Professional, practical, or posh — whatever your style, shoes are the calling card. One look at the feet and it’s easy to judge a woman’s profession. Or is it?
The heels versus flats battle rages on, and shoes are definitely a power play for women in business. As a pilot, I must wear a certain shoe — it’s black (the uniform standard), with a rubber sole (no slipping!), and practical (given you’re walking, sitting and carrying heavy bags). When I instruct in the simulator, there’s another class of shoe: business-like with a low heel and closed toes (safety first!). When I teach a class, it’s a dressy business ensemble, but when I brief the staff, it’s suit-appropriate. For my military duty, it’s an ugly patent boxy oxford, or my urban-green combat boots. Shoe warfare doesn’t even begin to describe it! Add in the expectations of professional appearance for women combined with my physiological obligation for support — well, it’s amazing there hasn’t been a revolution yet. Shoes are a big deal for most women.
No Shirt, No Shoes, No Service
Shoe issues in the working world are not small. In fact, shoes are the center of the fashion world. To get a leg up in business, know your feet. There’s a subtle shoe judgment from fashionistas, fashionable how-to’s from famous designers, and odes of glory on Pinterest Shoe Boards. Need more help? Shoelust is inspiring with artistic design. Sea of Shoes lets individual personality outshine the footwear. WWD reports the business in Footwear News. A sea of other shoe blogs espouse the charms of pretty pedi-wear, business case studies abound, but the best of the best is the tome of one of my favorite business authors, Rosabeth Moss Kanter. She sets it straight in her HBR article for International Women’s Day. And from the investor perspective, the shoe business is booming. Innovation is happening not just in design, but in manufacturing, comfort and marketing. It’s about time.
Run, Don’t Walk
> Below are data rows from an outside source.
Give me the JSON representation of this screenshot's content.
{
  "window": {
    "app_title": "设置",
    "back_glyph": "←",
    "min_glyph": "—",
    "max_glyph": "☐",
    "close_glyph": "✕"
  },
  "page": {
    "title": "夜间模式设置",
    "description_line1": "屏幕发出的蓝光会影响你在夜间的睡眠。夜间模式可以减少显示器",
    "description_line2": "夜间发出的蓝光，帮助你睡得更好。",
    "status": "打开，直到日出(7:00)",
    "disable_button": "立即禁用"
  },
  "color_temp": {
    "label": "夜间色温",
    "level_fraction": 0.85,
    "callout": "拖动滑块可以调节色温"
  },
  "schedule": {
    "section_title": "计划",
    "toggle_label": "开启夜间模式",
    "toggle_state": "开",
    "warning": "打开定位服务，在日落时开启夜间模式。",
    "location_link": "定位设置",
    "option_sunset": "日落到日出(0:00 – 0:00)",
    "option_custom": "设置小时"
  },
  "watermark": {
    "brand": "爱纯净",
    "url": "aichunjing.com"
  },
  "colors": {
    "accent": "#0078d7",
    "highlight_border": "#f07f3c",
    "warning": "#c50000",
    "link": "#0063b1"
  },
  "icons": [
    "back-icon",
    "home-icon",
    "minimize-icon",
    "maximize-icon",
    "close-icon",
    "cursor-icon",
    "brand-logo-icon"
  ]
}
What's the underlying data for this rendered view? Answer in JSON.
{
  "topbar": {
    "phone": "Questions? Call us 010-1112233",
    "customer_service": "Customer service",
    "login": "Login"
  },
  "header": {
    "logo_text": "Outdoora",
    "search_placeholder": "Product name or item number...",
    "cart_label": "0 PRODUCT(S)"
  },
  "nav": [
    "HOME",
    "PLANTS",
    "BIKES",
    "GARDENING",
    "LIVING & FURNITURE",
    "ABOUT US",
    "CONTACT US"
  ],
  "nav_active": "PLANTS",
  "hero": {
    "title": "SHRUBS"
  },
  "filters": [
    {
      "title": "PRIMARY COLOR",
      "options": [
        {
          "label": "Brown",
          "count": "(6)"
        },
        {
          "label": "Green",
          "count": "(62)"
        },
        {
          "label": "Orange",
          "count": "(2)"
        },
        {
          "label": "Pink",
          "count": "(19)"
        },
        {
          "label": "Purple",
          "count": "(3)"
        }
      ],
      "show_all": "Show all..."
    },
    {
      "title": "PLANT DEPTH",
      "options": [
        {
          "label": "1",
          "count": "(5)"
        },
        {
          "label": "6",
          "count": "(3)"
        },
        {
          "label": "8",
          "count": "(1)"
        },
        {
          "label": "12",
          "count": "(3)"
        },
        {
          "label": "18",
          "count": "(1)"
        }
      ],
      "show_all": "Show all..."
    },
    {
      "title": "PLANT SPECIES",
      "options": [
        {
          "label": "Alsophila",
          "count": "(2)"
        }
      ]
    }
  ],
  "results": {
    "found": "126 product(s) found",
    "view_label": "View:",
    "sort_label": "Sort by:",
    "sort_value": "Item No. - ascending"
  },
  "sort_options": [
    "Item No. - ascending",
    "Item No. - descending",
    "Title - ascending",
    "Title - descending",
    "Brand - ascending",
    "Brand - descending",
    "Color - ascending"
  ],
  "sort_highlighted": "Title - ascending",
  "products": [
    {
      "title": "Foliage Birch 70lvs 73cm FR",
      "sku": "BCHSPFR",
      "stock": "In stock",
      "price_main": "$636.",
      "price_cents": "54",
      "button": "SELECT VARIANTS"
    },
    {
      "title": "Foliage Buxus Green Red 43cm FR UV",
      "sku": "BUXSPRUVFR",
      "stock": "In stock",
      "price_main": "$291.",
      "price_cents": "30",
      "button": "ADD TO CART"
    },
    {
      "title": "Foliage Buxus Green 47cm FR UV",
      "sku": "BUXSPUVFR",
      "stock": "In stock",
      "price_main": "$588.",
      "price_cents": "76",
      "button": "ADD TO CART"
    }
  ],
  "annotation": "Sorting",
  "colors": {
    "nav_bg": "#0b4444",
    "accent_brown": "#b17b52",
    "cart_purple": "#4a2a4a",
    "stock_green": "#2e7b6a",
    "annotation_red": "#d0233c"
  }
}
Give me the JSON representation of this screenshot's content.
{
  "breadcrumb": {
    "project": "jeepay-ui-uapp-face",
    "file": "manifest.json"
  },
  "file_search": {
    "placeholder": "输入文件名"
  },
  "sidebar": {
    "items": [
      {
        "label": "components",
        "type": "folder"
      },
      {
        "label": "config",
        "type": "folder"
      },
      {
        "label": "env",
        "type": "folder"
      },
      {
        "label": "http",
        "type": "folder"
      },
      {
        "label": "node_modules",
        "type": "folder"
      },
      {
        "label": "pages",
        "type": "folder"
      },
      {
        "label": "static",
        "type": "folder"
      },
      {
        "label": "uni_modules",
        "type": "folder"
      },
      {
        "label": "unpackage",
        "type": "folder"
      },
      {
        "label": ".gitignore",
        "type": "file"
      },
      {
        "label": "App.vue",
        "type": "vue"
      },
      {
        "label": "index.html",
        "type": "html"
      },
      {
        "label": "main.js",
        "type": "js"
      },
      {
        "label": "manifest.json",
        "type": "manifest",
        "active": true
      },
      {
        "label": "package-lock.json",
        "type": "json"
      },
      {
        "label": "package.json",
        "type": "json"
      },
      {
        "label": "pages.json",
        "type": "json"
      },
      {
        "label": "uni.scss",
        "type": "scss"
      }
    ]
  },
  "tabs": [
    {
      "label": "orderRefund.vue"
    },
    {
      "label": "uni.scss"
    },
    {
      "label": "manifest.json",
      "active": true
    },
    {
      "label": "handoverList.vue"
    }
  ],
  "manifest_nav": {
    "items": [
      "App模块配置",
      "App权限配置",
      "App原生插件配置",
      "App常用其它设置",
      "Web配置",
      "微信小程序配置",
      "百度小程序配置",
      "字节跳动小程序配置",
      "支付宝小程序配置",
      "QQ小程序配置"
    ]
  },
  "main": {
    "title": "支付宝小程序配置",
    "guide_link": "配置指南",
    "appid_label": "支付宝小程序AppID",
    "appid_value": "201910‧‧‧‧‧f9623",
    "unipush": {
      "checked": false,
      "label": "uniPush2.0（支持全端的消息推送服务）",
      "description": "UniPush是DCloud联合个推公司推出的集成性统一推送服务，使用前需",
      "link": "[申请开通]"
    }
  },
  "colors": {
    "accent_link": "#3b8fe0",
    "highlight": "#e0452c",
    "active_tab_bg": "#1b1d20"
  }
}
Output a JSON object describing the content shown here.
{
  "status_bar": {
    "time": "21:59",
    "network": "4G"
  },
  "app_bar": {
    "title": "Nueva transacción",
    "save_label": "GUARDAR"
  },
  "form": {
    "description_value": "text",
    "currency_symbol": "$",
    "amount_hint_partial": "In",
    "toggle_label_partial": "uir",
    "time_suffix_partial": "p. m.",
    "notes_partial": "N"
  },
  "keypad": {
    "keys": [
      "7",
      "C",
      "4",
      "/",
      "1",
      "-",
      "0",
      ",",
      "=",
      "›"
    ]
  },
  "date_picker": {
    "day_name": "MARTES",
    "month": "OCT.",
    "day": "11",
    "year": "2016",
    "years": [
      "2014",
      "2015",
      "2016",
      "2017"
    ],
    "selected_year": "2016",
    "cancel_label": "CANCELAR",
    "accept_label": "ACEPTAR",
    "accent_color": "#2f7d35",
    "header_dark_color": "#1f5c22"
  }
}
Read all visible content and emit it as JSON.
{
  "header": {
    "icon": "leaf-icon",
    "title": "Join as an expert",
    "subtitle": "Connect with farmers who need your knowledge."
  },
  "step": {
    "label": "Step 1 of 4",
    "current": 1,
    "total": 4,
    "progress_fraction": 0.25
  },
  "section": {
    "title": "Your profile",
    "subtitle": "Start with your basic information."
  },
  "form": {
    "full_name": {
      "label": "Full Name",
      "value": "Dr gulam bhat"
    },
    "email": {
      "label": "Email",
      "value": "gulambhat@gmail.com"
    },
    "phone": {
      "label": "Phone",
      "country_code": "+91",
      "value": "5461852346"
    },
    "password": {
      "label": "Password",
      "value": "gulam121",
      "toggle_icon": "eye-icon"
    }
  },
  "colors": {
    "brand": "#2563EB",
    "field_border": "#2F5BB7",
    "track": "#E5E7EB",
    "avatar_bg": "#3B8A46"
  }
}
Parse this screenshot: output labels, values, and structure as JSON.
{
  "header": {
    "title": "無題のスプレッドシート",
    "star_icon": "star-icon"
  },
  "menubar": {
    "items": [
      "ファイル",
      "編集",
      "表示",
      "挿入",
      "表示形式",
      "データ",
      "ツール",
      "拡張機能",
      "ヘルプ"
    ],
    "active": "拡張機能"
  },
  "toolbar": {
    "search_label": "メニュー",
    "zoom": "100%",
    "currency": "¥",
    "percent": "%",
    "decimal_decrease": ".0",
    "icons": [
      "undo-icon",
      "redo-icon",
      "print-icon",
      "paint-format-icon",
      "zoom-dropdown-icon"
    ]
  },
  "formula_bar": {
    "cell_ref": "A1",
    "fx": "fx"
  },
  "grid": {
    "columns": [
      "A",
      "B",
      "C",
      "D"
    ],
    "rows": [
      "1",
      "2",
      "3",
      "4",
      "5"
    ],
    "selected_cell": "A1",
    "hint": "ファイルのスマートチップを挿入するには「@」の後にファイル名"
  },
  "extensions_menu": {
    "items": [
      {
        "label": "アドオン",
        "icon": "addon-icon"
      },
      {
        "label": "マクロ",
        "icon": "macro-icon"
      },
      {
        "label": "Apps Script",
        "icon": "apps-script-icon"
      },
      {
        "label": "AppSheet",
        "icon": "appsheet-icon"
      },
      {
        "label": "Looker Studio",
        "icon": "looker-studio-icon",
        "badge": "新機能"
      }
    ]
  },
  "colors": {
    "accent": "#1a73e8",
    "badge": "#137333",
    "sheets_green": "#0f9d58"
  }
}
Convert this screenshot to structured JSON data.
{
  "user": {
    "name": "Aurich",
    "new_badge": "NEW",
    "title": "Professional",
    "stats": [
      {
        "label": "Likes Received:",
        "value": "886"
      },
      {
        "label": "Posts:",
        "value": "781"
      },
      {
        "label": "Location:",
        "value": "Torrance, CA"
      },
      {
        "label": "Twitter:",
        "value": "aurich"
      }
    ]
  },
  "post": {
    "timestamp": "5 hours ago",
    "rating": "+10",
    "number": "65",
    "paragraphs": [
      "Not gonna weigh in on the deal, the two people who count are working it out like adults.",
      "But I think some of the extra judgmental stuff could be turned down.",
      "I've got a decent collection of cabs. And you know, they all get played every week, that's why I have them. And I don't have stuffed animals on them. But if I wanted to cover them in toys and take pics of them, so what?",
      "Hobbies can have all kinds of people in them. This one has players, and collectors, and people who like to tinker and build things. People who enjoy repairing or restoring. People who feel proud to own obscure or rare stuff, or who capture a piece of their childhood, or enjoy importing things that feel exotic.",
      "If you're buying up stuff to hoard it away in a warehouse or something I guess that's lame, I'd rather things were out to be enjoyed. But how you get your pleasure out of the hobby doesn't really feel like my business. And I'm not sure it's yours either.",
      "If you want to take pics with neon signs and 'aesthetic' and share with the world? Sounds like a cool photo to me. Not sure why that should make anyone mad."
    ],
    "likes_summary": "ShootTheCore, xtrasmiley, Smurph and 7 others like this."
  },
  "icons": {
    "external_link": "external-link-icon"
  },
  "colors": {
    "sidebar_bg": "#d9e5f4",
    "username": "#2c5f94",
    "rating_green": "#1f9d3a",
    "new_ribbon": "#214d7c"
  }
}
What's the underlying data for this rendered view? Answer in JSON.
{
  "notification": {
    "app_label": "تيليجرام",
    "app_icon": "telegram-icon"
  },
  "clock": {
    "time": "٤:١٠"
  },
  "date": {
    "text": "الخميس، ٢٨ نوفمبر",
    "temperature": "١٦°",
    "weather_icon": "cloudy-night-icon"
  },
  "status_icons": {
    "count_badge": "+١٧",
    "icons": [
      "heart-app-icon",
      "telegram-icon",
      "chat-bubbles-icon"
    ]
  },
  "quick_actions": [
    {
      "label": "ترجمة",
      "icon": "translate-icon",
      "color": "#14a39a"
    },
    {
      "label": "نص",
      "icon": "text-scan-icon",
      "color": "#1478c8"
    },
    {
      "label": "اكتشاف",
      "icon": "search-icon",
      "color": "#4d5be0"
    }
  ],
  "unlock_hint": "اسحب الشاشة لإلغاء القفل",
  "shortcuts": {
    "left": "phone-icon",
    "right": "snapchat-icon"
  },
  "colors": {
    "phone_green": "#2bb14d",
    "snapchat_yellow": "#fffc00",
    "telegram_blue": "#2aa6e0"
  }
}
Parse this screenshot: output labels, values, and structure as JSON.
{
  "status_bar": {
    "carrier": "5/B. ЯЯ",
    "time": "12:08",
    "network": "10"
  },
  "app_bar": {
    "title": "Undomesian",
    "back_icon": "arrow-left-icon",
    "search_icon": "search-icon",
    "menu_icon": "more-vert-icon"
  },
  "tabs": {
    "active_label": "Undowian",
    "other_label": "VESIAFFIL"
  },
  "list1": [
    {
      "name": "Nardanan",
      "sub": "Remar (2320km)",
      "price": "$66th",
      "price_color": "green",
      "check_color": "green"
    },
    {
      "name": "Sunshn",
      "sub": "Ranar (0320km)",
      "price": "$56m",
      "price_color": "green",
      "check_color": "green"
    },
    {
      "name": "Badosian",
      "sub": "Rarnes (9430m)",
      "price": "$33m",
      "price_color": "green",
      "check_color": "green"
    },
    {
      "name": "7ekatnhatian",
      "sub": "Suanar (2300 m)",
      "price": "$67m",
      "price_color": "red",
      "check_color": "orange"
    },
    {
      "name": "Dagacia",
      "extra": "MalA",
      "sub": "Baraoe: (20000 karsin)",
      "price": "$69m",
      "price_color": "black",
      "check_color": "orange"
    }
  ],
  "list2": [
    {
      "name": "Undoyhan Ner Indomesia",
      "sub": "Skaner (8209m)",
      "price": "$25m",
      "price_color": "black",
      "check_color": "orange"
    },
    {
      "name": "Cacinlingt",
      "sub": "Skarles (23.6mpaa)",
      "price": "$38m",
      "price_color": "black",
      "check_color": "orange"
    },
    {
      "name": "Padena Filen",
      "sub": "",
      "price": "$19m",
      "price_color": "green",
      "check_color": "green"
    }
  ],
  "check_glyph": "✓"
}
Bottom line: the shoe is a product, and it must fill a need. The closet must be properly stocked with the shoes that match your personality and daily activities. Oh, and we love them so. Of course you want fashion, but while observing beauty, pay attention to fit, and buy shoes that are well made. Here’s the rundown of basic shoe necessities:
- Business: Tailor this collection to your primary work activities. Suit-wearing women should have two to three pairs of dressy pumps in the primary professional colors (black, brown, navy, nude or grey). Sophisticated is the theme. If the office environment is more business casual, then the collection tends toward classy yet fashionable. Modern loafers, flats, low heels and open-toes are acceptable. More active businesswomen like restaurateurs, doctors and those in uniform need to have an array of footwear appropriate to the job — comfortable and sturdy. The key is to keep these shoes clean and new-looking, as these women are usually hard on shoes.
- Casual: Every closet must have footwear that can go from Saturday-jeans-and-movie to dress-down day at work. This category is for the shoes you’d wear every day if you could.
- Special Occasion: Don’t be caught off guard! One formal and well-made pair of black strappy heels is in order. They go with everything and never go out of style. Spend good money.
- Workout: Keep in shape for this campaign with your weapon of choice. Running shoes, hiking boots, ballet slippers, and cycling shoes all need to fit well and be replenished often. Take care of your body and feet and they will take care of you.
Yes, the shoe war rages on. So march out there confidently to conquer the world. Be prepared and be polished. There are big shoes to fill. And if the shoe fits, wear it.
Flats or heels? What do you prefer to wear to work? Tell us in the comments!